From small laser companies come many of the technology innovations that will take this industry to its next level
At this year’s ICALEO (International Congress on Applications of Lasers & Electro-Optics), held in San Francisco, a retro rock group, Beer’s Law, entertained attendees at the welcoming reception. This was the first, and last, public appearance of this group, which had its origin in an idea put forth a year ago by Ron Schaeffer (Photomachining Inc.). The thought was that LIA members with musical backgrounds might get together in San Francisco to entertain their peers at the annual social event.
Ron, a vocalist and guitarist, is nothing if not persistent, and over the course of the past year he cajoled, pleaded with, and finally threatened several associates to join him in performing. Agreeing to this madness were Len Migliore on keyboard and Tom Corboline on bass and acoustic guitar (both with Coherent Inc.), and yours truly on drums. I say “madness” because the group had only one session of practice and that was without me. For two weeks prior to the event, all we had to work with was a tape Ron made of the songs we would play.

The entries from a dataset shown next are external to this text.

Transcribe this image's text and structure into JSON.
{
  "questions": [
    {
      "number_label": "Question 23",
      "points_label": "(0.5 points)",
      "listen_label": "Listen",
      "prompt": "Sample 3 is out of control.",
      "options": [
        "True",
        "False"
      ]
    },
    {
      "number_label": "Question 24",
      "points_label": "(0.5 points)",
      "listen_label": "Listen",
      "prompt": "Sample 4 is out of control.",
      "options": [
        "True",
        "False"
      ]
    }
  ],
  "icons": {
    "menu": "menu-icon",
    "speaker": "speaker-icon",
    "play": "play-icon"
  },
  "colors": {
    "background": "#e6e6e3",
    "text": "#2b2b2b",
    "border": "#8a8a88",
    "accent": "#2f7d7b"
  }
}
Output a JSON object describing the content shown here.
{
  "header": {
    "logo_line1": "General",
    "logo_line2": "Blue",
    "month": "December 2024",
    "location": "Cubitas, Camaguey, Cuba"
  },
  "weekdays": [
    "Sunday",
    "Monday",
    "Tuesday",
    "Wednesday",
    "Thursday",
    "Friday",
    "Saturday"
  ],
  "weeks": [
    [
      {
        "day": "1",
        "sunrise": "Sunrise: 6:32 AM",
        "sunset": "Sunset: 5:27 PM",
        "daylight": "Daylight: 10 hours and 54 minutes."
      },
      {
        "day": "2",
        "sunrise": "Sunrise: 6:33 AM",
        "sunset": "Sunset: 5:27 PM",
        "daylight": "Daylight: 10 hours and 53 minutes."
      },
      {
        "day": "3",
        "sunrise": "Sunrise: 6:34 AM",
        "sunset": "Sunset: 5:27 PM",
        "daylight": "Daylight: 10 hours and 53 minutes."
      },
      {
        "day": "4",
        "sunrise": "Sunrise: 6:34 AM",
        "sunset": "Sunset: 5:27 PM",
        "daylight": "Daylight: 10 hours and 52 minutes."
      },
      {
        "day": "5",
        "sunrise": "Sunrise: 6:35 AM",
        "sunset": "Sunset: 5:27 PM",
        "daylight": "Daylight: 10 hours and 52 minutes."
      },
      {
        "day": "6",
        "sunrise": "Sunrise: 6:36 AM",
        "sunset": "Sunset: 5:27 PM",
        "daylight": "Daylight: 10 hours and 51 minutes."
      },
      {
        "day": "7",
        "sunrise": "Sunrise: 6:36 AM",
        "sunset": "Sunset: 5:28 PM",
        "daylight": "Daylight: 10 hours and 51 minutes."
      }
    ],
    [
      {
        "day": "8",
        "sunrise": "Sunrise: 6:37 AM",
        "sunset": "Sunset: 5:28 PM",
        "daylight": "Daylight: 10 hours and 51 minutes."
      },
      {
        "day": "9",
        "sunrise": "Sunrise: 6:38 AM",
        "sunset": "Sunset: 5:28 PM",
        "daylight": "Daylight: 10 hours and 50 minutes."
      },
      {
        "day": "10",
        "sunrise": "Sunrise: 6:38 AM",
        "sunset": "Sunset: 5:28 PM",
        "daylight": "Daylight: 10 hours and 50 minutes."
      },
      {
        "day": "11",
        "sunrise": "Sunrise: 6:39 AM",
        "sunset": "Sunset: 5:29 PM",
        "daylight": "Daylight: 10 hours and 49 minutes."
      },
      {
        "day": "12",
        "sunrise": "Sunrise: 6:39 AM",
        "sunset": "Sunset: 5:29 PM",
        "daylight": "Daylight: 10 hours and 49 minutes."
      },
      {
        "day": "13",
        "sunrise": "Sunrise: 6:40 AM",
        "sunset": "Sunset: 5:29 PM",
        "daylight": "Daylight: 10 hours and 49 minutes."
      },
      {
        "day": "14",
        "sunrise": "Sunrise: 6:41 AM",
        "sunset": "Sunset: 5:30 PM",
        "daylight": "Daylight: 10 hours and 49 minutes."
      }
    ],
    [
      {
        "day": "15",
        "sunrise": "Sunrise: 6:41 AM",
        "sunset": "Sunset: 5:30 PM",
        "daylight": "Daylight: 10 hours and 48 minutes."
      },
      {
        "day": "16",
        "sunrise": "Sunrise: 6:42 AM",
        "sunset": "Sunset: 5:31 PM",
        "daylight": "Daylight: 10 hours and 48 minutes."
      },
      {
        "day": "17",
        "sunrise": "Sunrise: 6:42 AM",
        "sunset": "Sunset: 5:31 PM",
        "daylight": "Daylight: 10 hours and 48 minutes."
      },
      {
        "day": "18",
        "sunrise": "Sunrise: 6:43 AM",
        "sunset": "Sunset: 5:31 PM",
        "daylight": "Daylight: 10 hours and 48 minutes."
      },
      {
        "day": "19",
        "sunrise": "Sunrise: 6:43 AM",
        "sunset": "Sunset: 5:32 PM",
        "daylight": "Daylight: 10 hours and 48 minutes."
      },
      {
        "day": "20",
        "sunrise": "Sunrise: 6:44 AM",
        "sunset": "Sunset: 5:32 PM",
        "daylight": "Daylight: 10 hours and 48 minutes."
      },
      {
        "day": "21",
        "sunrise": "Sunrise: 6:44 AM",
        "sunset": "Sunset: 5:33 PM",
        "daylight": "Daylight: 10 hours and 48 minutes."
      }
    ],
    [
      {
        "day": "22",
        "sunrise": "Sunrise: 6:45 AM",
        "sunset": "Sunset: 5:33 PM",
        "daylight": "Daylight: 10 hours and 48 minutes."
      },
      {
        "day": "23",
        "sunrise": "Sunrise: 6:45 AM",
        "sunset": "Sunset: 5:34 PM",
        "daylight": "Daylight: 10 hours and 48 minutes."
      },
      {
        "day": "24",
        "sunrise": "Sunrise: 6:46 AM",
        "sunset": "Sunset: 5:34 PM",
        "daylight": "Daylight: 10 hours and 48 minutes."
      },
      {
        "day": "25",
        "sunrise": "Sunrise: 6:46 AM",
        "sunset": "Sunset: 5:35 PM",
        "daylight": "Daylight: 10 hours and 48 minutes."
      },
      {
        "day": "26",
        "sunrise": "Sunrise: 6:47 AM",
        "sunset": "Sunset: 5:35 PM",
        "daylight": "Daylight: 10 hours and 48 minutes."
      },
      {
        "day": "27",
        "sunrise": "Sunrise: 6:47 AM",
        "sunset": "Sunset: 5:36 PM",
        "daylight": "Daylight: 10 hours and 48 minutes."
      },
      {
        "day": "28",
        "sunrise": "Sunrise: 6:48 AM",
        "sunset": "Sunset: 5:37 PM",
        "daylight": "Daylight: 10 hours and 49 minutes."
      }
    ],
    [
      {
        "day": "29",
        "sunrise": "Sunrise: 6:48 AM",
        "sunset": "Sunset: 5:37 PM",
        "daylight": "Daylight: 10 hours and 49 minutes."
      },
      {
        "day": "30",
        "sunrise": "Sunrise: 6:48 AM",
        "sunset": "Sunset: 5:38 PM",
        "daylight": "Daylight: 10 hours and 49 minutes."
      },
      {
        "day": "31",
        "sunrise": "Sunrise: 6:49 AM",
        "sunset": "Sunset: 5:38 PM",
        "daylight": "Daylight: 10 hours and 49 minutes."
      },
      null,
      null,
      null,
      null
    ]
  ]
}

Relegated to only a 15-minute tune-up because the room we were to appear in was being used for the San Francisco 49ers’ pregame meeting, we had the chutzpah to think we could pull this gig off. But we did, much to the surprise (and delight) of an audience of more than 150 attendees and my wife, who, by the way, had never heard me perform on the drums because my “garage” band dissolved before we married.
Ron, who has performed professionally, will play for anyone who will listen, and Tom plays frequently in a Bay Area band. Len is a very good musician but had never played in a band. And yours truly, as I said, hadn’t picked up the sticks for several decades. But, quickly coalescing into a semblance of a band, we finished a 15-tune set and began to sound like professionals. I guess in my case it was similar to riding a bike: even over time you never forget how to do it.
The next day, at the conference plenary session, John Ambroseo, president and CEO of Coherent, but in this situation speaking for himself in a speech titled “Challenges to Growth for the Photonics Industry,” commented that the laser industry was dominated by 10 companies that control 80% of the business. The remaining companies, he posited, divide the balance of a niche-oriented market; a situation, he opined, that did not make much sense. Not that he was opposed to small, technological companies, but just that achieving compound annual growth rates greater than 10% was difficult unless these companies had economies of scale. Ambroseo was forthright in acknowledging the need for small, technology-driven, and passionate companies that bottom-fish (my term) the markets.
As he spoke (eloquently, I thought) on the subject I couldn’t help but equate the Beer’s Law musical group to the small laser companies that march to the beat of a different drummer. They have no desire to be $500 million public corporations. In fact, short of the certainty that even though these companies want to be a success, technically and financially, they are, in many instances, driven by a sense of achievement rather than the bottom line. This comes in part, I think, from not having stockholders to satisfy.
And with due respect to Mr. Ambroseo, with whom I agreed on most of the substance of his presentation, I thought “hurrah” for the little guys who have the chutzpah to think they can compete head-to-head with the big guys. From them come many of the technology innovations that will take this industry to its next level.